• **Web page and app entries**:
++++++++++

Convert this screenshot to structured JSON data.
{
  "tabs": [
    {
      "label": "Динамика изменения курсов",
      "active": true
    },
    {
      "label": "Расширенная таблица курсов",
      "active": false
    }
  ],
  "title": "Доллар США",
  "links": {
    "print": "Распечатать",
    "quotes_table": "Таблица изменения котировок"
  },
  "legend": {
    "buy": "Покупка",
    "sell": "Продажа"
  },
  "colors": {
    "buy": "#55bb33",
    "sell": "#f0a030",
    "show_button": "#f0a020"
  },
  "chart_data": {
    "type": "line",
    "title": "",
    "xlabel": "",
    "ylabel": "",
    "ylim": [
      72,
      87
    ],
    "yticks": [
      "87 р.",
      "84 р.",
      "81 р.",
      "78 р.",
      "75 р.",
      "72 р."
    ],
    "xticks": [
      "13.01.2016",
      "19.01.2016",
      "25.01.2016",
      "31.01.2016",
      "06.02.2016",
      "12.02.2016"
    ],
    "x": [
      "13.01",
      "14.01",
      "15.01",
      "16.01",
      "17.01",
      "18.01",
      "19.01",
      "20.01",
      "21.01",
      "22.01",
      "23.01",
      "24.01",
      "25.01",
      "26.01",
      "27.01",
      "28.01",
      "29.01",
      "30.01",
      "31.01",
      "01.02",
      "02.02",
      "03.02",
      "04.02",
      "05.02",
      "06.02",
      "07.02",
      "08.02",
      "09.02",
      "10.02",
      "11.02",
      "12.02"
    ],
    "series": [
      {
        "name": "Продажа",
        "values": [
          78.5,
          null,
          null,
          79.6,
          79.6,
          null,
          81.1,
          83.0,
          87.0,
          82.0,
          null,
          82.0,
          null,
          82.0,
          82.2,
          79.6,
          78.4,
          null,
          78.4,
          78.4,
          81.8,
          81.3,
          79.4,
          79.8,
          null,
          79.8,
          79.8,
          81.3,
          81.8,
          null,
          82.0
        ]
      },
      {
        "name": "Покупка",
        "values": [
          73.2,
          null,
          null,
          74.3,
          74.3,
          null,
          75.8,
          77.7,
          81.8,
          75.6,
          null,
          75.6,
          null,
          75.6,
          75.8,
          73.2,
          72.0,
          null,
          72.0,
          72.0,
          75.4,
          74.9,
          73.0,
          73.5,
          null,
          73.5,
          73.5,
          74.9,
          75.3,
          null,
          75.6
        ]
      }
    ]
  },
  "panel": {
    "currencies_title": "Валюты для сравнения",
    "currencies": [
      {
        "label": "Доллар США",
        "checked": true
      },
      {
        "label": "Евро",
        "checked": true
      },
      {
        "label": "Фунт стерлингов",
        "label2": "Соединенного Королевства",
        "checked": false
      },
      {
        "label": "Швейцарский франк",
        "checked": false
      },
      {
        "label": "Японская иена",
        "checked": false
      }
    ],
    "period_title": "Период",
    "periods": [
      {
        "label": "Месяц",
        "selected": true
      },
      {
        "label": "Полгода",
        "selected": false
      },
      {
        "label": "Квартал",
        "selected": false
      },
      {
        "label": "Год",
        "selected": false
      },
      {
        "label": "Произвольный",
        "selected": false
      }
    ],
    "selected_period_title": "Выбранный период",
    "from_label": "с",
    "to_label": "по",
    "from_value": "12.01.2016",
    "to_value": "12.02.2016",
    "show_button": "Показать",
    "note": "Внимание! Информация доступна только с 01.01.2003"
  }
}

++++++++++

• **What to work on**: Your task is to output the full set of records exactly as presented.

• **Reply to the task**:
Convert this screenshot to structured JSON data.
{
  "tabs": [
    {
      "label": "Динамика изменения курсов",
      "active": true
    },
    {
      "label": "Расширенная таблица курсов",
      "active": false
    }
  ],
  "title": "Доллар США",
  "links": {
    "print": "Распечатать",
    "quotes_table": "Таблица изменения котировок"
  },
  "legend": {
    "buy": "Покупка",
    "sell": "Продажа"
  },
  "colors": {
    "buy": "#55bb33",
    "sell": "#f0a030",
    "show_button": "#f0a020"
  },
  "chart_data": {
    "type": "line",
    "title": "",
    "xlabel": "",
    "ylabel": "",
    "ylim": [
      72,
      87
    ],
    "yticks": [
      "87 р.",
      "84 р.",
      "81 р.",
      "78 р.",
      "75 р.",
      "72 р."
    ],
    "xticks": [
      "13.01.2016",
      "19.01.2016",
      "25.01.2016",
      "31.01.2016",
      "06.02.2016",
      "12.02.2016"
    ],
    "x": [
      "13.01",
      "14.01",
      "15.01",
      "16.01",
      "17.01",
      "18.01",
      "19.01",
      "20.01",
      "21.01",
      "22.01",
      "23.01",
      "24.01",
      "25.01",
      "26.01",
      "27.01",
      "28.01",
      "29.01",
      "30.01",
      "31.01",
      "01.02",
      "02.02",
      "03.02",
      "04.02",
      "05.02",
      "06.02",
      "07.02",
      "08.02",
      "09.02",
      "10.02",
      "11.02",
      "12.02"
    ],
    "series": [
      {
        "name": "Продажа",
        "values": [
          78.5,
          null,
          null,
          79.6,
          79.6,
          null,
          81.1,
          83.0,
          87.0,
          82.0,
          null,
          82.0,
          null,
          82.0,
          82.2,
          79.6,
          78.4,
          null,
          78.4,
          78.4,
          81.8,
          81.3,
          79.4,
          79.8,
          null,
          79.8,
          79.8,
          81.3,
          81.8,
          null,
          82.0
        ]
      },
      {
        "name": "Покупка",
        "values": [
          73.2,
          null,
          null,
          74.3,
          74.3,
          null,
          75.8,
          77.7,
          81.8,
          75.6,
          null,
          75.6,
          null,
          75.6,
          75.8,
          73.2,
          72.0,
          null,
          72.0,
          72.0,
          75.4,
          74.9,
          73.0,
          73.5,
          null,
          73.5,
          73.5,
          74.9,
          75.3,
          null,
          75.6
        ]
      }
    ]
  },
  "panel": {
    "currencies_title": "Валюты для сравнения",
    "currencies": [
      {
        "label": "Доллар США",
        "checked": true
      },
      {
        "label": "Евро",
        "checked": true
      },
      {
        "label": "Фунт стерлингов",
        "label2": "Соединенного Королевства",
        "checked": false
      },
      {
        "label": "Швейцарский франк",
        "checked": false
      },
      {
        "label": "Японская иена",
        "checked": false
      }
    ],
    "period_title": "Период",
    "periods": [
      {
        "label": "Месяц",
        "selected": true
      },
      {
        "label": "Полгода",
        "selected": false
      },
      {
        "label": "Квартал",
        "selected": false
      },
      {
        "label": "Год",
        "selected": false
      },
      {
        "label": "Произвольный",
        "selected": false
      }
    ],
    "selected_period_title": "Выбранный период",
    "from_label": "с",
    "to_label": "по",
    "from_value": "12.01.2016",
    "to_value": "12.02.2016",
    "show_button": "Показать",
    "note": "Внимание! Информация доступна только с 01.01.2003"
  }
}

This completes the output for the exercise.